My National Post column honors Canada's first Prime Minister.
This may come as a surprise to the 60% of Canadians who cannot recognize a photo of John A. Macdonald, but the bicentenary of the pre-eminent Father of Confederation is rapidly approaching. Jan. 11, 2015, will be the day. How should it be marked?
My Prince Edward County, Ont., neighbours have an idea.
Macdonald spent about 11 years of his early life in or near the county. Macdonald, whose parents brought him to Canada from Scotland at the age of five, began his practice of law in the county seat, the town of Picton (then called Hallowell). In 1835, Macdonald moved to Kingston and launched there his political career. The rest, as they say, is history.
Prince Edward County has preserved important relics of its most distinguished resident.
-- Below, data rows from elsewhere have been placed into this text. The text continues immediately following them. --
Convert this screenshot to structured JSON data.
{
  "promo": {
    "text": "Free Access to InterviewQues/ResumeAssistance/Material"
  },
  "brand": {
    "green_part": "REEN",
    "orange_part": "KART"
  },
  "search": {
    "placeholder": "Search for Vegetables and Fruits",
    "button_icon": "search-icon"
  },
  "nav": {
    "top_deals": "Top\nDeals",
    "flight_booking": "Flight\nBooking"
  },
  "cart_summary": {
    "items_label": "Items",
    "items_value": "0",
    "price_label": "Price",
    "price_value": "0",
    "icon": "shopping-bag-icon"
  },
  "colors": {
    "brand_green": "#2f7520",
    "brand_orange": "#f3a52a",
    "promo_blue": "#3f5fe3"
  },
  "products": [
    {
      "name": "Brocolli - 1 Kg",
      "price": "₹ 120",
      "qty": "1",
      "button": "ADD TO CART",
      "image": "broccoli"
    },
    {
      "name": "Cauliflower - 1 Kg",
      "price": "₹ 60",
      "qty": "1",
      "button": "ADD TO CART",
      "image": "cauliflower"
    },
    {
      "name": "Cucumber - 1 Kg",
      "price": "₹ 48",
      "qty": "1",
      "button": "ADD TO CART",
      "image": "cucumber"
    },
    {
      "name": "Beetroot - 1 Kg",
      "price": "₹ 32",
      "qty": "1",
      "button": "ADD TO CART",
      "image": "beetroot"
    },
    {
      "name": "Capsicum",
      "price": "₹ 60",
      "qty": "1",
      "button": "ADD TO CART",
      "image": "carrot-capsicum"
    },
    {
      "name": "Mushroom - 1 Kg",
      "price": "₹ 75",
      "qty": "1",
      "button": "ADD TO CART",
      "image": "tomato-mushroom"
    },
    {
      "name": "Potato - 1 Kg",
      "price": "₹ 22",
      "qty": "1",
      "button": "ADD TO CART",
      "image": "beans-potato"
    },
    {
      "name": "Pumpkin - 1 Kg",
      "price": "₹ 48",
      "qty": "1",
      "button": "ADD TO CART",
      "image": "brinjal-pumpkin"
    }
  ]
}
The courthouse in which Macdonald argued his first case still stands. (The case arose from a scuffle in front of a local tavern. Embarrassingly, Macdonald was not only the advocate in the case, but also the defendant. Had he lost, he would have forfeited his right to practice law, and who knows how that would have altered the course of Canadian history.) Instead, Macdonald became an attorney four months later while running his cousin’s law office in downtown Picton.
Now the town of Picton is considering an ambitious new plan to honour Macdonald: a bronze statue of Macdonald as a young lawyer. The plan has been forcefully advocated by David Warrick, a champion of county preservation and renewal. Warrick, who taught humanities at Toronto’s Humber College, lives now in the house that once belonged to Judge Edwards Merrill, son of one of Macdonald’s local legal competitors back in the 1830s.
The Macdonald Project of Prince Edward County has collaborated with Ruth Abernethy, the artist who produced the sculpture of Glenn Gould located in front of the CBC building on Toronto’s Front Street.
Abernethy’s sculptures are realistic, but she is not interested in reproducing the solemn 19th-century bronzes that seem nowadays to serve mainly as plinths for pigeons. Her work invites the viewer to approach, to touch, to interact. The Gould statue, for example, captures the great musician in cap and coat, slouching on a park bench, turned toward the adjoining seat — as if waiting for a passerby to sit and join him. Which is exactly what happens, as pedestrians and tourists stop and have their photos taken.